Chapter 100. Parenteral Nutrition
Which one of the following is an appropriate indication for PN?
A. Severe malnutrition with a functional GI tract
B. Fluid and electrolyte deficits
D. Well-nourished patient, NPO, with a plan to initiate oral feeding in the next 2 days
Option A: Incorrect. Patients with a functional GI tract should first attempt to receive oral or enteral nutrition.
Option B: Incorrect. Fluid and electrolyte deficits should be treated prior to initiating nutrition support, but this alone is not an indication for PN if the patient's GI tract is functioning.
Option C: Correct. Patients with short-bowel syndrome may not have adequate absorption from the GI tract and are at risk of developing nutritional, fluid, and electrolyte abnormalities.
Option D: Incorrect. Data do not suggest a benefit with PN therapy for less than 5 to 7 days especially in well-nourished patients.
Which of the following commercially available concentrations of lipid injectable emulsions (ILE) is FDA-approved ONLY for infusion in a total nutrient admixture (TNA) or 3-in-1 admixture (ie, should not be directly infused into the patient or via Y-site)?
Option A: Incorrect. 10% ILE may be used in a 3-in-1/TNA or may be infused directly into a patient via a 2-in-1 admixture.
Option B: Incorrect. There are no commercial ILE formulations in the United States with a concentration of 15%.
Option C: Incorrect. 20% ILE may be used in a 3-in-1/TNA or may be infused directly into a patient via a 2-in-1 admixture.
Option D: Correct. The 30% ILE formulations are only approved for compounding/admixing in a TNA or 3-in-1 admixture and should not be directly infused into a patient.
Which of the following is an advantage of a 2-in-1 PN formulation over a TNA or 3-in-1 PN formulation?
A. Administration of a 2-in-1 formulation is easier for a patient (eg, in the home setting).

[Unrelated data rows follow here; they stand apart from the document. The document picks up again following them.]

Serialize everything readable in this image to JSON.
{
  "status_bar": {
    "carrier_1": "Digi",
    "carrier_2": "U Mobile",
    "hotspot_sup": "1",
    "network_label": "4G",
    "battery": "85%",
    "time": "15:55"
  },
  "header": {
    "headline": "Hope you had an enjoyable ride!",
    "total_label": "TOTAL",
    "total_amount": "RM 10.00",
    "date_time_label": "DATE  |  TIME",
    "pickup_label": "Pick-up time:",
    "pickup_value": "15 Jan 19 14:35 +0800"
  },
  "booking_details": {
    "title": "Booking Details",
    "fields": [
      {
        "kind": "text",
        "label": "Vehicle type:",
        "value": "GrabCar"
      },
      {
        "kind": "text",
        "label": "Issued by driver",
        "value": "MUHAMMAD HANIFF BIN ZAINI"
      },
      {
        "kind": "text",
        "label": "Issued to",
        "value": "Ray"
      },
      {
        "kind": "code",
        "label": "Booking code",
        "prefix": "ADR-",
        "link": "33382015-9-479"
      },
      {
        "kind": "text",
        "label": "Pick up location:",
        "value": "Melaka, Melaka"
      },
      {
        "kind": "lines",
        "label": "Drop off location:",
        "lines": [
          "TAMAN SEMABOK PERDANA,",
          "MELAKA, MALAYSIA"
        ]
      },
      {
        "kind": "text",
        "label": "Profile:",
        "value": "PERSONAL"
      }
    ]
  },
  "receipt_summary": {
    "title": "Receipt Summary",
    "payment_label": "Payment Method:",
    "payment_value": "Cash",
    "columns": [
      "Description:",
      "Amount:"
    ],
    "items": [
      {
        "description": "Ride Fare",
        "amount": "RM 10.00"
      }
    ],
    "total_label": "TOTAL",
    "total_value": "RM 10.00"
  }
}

B. Decreased risk of contamination with a 2-in-1 PN formulation
C. A 0.22-μ in-line filter may be used with a 2-in-1 PN formulation (non-ILE portion).